### ASSIGNMENT
All entries below are to be set down again, identical to the source.

### RECORDS TO USE
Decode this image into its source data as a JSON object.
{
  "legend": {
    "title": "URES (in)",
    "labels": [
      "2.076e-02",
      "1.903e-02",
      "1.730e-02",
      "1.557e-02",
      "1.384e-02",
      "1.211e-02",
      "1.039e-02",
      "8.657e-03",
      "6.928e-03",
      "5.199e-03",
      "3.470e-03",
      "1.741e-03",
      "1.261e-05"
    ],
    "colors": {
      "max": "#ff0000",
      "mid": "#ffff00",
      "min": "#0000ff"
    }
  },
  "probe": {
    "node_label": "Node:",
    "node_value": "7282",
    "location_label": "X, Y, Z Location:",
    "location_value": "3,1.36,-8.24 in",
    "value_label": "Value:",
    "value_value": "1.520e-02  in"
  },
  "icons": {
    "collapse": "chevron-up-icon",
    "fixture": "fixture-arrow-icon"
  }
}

### OUTPUT
Decode this image into its source data as a JSON object.
{
  "legend": {
    "title": "URES (in)",
    "labels": [
      "2.076e-02",
      "1.903e-02",
      "1.730e-02",
      "1.557e-02",
      "1.384e-02",
      "1.211e-02",
      "1.039e-02",
      "8.657e-03",
      "6.928e-03",
      "5.199e-03",
      "3.470e-03",
      "1.741e-03",
      "1.261e-05"
    ],
    "colors": {
      "max": "#ff0000",
      "mid": "#ffff00",
      "min": "#0000ff"
    }
  },
  "probe": {
    "node_label": "Node:",
    "node_value": "7282",
    "location_label": "X, Y, Z Location:",
    "location_value": "3,1.36,-8.24 in",
    "value_label": "Value:",
    "value_value": "1.520e-02  in"
  },
  "icons": {
    "collapse": "chevron-up-icon",
    "fixture": "fixture-arrow-icon"
  }
}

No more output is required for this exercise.